PROBLEM TO SOLVE ▸ Repeat each entry in full, exactly.

INFORMATION PROVIDED ▸
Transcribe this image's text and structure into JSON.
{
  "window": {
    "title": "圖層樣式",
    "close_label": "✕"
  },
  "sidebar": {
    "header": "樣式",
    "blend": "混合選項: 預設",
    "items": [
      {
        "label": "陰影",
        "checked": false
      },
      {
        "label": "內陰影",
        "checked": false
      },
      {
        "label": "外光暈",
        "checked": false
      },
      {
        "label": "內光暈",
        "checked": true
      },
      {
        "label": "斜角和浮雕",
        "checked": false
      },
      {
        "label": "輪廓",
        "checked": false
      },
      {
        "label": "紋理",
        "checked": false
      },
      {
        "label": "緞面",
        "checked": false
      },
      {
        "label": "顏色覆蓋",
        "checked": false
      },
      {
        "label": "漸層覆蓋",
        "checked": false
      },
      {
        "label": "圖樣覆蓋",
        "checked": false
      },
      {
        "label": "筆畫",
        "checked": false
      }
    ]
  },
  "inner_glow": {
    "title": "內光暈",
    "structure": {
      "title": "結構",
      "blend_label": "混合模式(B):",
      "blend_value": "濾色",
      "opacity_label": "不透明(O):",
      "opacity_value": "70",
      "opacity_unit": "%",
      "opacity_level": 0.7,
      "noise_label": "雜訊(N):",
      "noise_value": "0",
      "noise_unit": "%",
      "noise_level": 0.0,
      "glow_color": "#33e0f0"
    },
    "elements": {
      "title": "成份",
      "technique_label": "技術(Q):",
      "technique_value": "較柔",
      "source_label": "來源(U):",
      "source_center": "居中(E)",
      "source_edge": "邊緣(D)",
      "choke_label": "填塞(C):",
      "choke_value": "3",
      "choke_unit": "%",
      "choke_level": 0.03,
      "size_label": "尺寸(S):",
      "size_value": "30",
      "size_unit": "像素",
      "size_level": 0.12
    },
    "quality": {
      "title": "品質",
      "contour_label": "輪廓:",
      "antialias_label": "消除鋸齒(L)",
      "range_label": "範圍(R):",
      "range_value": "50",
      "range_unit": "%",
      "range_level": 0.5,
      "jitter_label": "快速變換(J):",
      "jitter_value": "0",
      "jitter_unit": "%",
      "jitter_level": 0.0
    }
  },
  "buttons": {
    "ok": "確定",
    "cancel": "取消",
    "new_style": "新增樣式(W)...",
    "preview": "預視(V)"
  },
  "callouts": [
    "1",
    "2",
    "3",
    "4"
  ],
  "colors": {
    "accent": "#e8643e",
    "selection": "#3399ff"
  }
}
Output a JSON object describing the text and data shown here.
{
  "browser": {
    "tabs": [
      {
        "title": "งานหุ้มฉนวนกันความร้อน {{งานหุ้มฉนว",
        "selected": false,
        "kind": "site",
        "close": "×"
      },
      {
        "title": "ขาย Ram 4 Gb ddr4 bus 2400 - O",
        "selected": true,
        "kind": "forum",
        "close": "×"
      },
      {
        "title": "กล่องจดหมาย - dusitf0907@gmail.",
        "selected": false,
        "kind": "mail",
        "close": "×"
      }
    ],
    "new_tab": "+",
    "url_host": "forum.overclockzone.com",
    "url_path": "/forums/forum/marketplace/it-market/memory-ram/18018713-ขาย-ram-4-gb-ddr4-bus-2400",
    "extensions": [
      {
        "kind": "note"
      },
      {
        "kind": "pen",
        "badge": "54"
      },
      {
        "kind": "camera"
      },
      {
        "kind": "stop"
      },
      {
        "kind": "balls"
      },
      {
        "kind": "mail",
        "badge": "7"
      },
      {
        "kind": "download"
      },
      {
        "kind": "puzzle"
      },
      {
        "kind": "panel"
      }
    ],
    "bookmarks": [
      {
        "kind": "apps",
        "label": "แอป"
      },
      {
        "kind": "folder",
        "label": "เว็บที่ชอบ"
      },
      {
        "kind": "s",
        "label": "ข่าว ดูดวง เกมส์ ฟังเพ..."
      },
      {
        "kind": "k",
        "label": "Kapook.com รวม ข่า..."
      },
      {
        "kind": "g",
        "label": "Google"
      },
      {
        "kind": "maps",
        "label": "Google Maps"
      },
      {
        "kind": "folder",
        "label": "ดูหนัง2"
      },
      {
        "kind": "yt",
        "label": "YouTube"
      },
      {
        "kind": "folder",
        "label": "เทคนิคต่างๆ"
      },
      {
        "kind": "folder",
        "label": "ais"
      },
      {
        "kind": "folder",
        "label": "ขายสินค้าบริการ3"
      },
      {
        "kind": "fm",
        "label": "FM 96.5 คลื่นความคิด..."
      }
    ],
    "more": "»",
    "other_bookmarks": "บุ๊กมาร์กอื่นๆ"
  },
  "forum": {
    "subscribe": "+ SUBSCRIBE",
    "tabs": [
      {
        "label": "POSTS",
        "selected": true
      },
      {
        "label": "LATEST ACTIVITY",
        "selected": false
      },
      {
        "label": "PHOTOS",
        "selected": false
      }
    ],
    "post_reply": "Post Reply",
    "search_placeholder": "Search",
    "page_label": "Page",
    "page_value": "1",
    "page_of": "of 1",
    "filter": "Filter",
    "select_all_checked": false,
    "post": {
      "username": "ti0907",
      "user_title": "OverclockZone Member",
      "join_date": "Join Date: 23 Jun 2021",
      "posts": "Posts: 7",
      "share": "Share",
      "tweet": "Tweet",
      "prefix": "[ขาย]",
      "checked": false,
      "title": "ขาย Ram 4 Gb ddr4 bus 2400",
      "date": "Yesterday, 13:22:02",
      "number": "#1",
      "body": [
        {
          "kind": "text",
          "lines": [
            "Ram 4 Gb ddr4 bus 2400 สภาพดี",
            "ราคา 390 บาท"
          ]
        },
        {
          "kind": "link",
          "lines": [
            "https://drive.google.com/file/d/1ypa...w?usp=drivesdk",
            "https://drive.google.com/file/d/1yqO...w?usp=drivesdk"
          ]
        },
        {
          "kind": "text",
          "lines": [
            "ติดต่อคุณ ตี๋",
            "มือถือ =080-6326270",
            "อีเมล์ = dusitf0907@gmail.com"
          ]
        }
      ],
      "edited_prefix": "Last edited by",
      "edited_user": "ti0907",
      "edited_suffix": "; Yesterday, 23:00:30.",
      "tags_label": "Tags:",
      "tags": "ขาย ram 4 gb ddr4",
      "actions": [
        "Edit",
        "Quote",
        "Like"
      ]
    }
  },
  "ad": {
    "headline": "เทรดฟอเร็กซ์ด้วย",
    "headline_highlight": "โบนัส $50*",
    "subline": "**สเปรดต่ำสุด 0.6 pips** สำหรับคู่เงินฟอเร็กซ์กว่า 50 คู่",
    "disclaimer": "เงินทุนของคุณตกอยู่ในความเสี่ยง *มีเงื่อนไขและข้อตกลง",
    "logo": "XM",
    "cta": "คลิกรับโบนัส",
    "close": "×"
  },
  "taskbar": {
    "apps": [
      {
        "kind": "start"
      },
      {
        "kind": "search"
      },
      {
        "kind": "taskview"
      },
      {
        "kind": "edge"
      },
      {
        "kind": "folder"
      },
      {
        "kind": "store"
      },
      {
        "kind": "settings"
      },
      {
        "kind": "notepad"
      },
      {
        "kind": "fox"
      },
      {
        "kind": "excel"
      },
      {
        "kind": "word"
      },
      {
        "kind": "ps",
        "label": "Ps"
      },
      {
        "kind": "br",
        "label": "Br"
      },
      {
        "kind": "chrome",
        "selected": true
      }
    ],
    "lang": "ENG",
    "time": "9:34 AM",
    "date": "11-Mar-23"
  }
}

ANSWER ▸
Transcribe this image's text and structure into JSON.
{
  "window": {
    "title": "圖層樣式",
    "close_label": "✕"
  },
  "sidebar": {
    "header": "樣式",
    "blend": "混合選項: 預設",
    "items": [
      {
        "label": "陰影",
        "checked": false
      },
      {
        "label": "內陰影",
        "checked": false
      },
      {
        "label": "外光暈",
        "checked": false
      },
      {
        "label": "內光暈",
        "checked": true
      },
      {
        "label": "斜角和浮雕",
        "checked": false
      },
      {
        "label": "輪廓",
        "checked": false
      },
      {
        "label": "紋理",
        "checked": false
      },
      {
        "label": "緞面",
        "checked": false
      },
      {
        "label": "顏色覆蓋",
        "checked": false
      },
      {
        "label": "漸層覆蓋",
        "checked": false
      },
      {
        "label": "圖樣覆蓋",
        "checked": false
      },
      {
        "label": "筆畫",
        "checked": false
      }
    ]
  },
  "inner_glow": {
    "title": "內光暈",
    "structure": {
      "title": "結構",
      "blend_label": "混合模式(B):",
      "blend_value": "濾色",
      "opacity_label": "不透明(O):",
      "opacity_value": "70",
      "opacity_unit": "%",
      "opacity_level": 0.7,
      "noise_label": "雜訊(N):",
      "noise_value": "0",
      "noise_unit": "%",
      "noise_level": 0.0,
      "glow_color": "#33e0f0"
    },
    "elements": {
      "title": "成份",
      "technique_label": "技術(Q):",
      "technique_value": "較柔",
      "source_label": "來源(U):",
      "source_center": "居中(E)",
      "source_edge": "邊緣(D)",
      "choke_label": "填塞(C):",
      "choke_value": "3",
      "choke_unit": "%",
      "choke_level": 0.03,
      "size_label": "尺寸(S):",
      "size_value": "30",
      "size_unit": "像素",
      "size_level": 0.12
    },
    "quality": {
      "title": "品質",
      "contour_label": "輪廓:",
      "antialias_label": "消除鋸齒(L)",
      "range_label": "範圍(R):",
      "range_value": "50",
      "range_unit": "%",
      "range_level": 0.5,
      "jitter_label": "快速變換(J):",
      "jitter_value": "0",
      "jitter_unit": "%",
      "jitter_level": 0.0
    }
  },
  "buttons": {
    "ok": "確定",
    "cancel": "取消",
    "new_style": "新增樣式(W)...",
    "preview": "預視(V)"
  },
  "callouts": [
    "1",
    "2",
    "3",
    "4"
  ],
  "colors": {
    "accent": "#e8643e",
    "selection": "#3399ff"
  }
}
Output a JSON object describing the text and data shown here.
{
  "browser": {
    "tabs": [
      {
        "title": "งานหุ้มฉนวนกันความร้อน {{งานหุ้มฉนว",
        "selected": false,
        "kind": "site",
        "close": "×"
      },
      {
        "title": "ขาย Ram 4 Gb ddr4 bus 2400 - O",
        "selected": true,
        "kind": "forum",
        "close": "×"
      },
      {
        "title": "กล่องจดหมาย - dusitf0907@gmail.",
        "selected": false,
        "kind": "mail",
        "close": "×"
      }
    ],
    "new_tab": "+",
    "url_host": "forum.overclockzone.com",
    "url_path": "/forums/forum/marketplace/it-market/memory-ram/18018713-ขาย-ram-4-gb-ddr4-bus-2400",
    "extensions": [
      {
        "kind": "note"
      },
      {
        "kind": "pen",
        "badge": "54"
      },
      {
        "kind": "camera"
      },
      {
        "kind": "stop"
      },
      {
        "kind": "balls"
      },
      {
        "kind": "mail",
        "badge": "7"
      },
      {
        "kind": "download"
      },
      {
        "kind": "puzzle"
      },
      {
        "kind": "panel"
      }
    ],
    "bookmarks": [
      {
        "kind": "apps",
        "label": "แอป"
      },
      {
        "kind": "folder",
        "label": "เว็บที่ชอบ"
      },
      {
        "kind": "s",
        "label": "ข่าว ดูดวง เกมส์ ฟังเพ..."
      },
      {
        "kind": "k",
        "label": "Kapook.com รวม ข่า..."
      },
      {
        "kind": "g",
        "label": "Google"
      },
      {
        "kind": "maps",
        "label": "Google Maps"
      },
      {
        "kind": "folder",
        "label": "ดูหนัง2"
      },
      {
        "kind": "yt",
        "label": "YouTube"
      },
      {
        "kind": "folder",
        "label": "เทคนิคต่างๆ"
      },
      {
        "kind": "folder",
        "label": "ais"
      },
      {
        "kind": "folder",
        "label": "ขายสินค้าบริการ3"
      },
      {
        "kind": "fm",
        "label": "FM 96.5 คลื่นความคิด..."
      }
    ],
    "more": "»",
    "other_bookmarks": "บุ๊กมาร์กอื่นๆ"
  },
  "forum": {
    "subscribe": "+ SUBSCRIBE",
    "tabs": [
      {
        "label": "POSTS",
        "selected": true
      },
      {
        "label": "LATEST ACTIVITY",
        "selected": false
      },
      {
        "label": "PHOTOS",
        "selected": false
      }
    ],
    "post_reply": "Post Reply",
    "search_placeholder": "Search",
    "page_label": "Page",
    "page_value": "1",
    "page_of": "of 1",
    "filter": "Filter",
    "select_all_checked": false,
    "post": {
      "username": "ti0907",
      "user_title": "OverclockZone Member",
      "join_date": "Join Date: 23 Jun 2021",
      "posts": "Posts: 7",
      "share": "Share",
      "tweet": "Tweet",
      "prefix": "[ขาย]",
      "checked": false,
      "title": "ขาย Ram 4 Gb ddr4 bus 2400",
      "date": "Yesterday, 13:22:02",
      "number": "#1",
      "body": [
        {
          "kind": "text",
          "lines": [
            "Ram 4 Gb ddr4 bus 2400 สภาพดี",
            "ราคา 390 บาท"
          ]
        },
        {
          "kind": "link",
          "lines": [
            "https://drive.google.com/file/d/1ypa...w?usp=drivesdk",
            "https://drive.google.com/file/d/1yqO...w?usp=drivesdk"
          ]
        },
        {
          "kind": "text",
          "lines": [
            "ติดต่อคุณ ตี๋",
            "มือถือ =080-6326270",
            "อีเมล์ = dusitf0907@gmail.com"
          ]
        }
      ],
      "edited_prefix": "Last edited by",
      "edited_user": "ti0907",
      "edited_suffix": "; Yesterday, 23:00:30.",
      "tags_label": "Tags:",
      "tags": "ขาย ram 4 gb ddr4",
      "actions": [
        "Edit",
        "Quote",
        "Like"
      ]
    }
  },
  "ad": {
    "headline": "เทรดฟอเร็กซ์ด้วย",
    "headline_highlight": "โบนัส $50*",
    "subline": "**สเปรดต่ำสุด 0.6 pips** สำหรับคู่เงินฟอเร็กซ์กว่า 50 คู่",
    "disclaimer": "เงินทุนของคุณตกอยู่ในความเสี่ยง *มีเงื่อนไขและข้อตกลง",
    "logo": "XM",
    "cta": "คลิกรับโบนัส",
    "close": "×"
  },
  "taskbar": {
    "apps": [
      {
        "kind": "start"
      },
      {
        "kind": "search"
      },
      {
        "kind": "taskview"
      },
      {
        "kind": "edge"
      },
      {
        "kind": "folder"
      },
      {
        "kind": "store"
      },
      {
        "kind": "settings"
      },
      {
        "kind": "notepad"
      },
      {
        "kind": "fox"
      },
      {
        "kind": "excel"
      },
      {
        "kind": "word"
      },
      {
        "kind": "ps",
        "label": "Ps"
      },
      {
        "kind": "br",
        "label": "Br"
      },
      {
        "kind": "chrome",
        "selected": true
      }
    ],
    "lang": "ENG",
    "time": "9:34 AM",
    "date": "11-Mar-23"
  }
}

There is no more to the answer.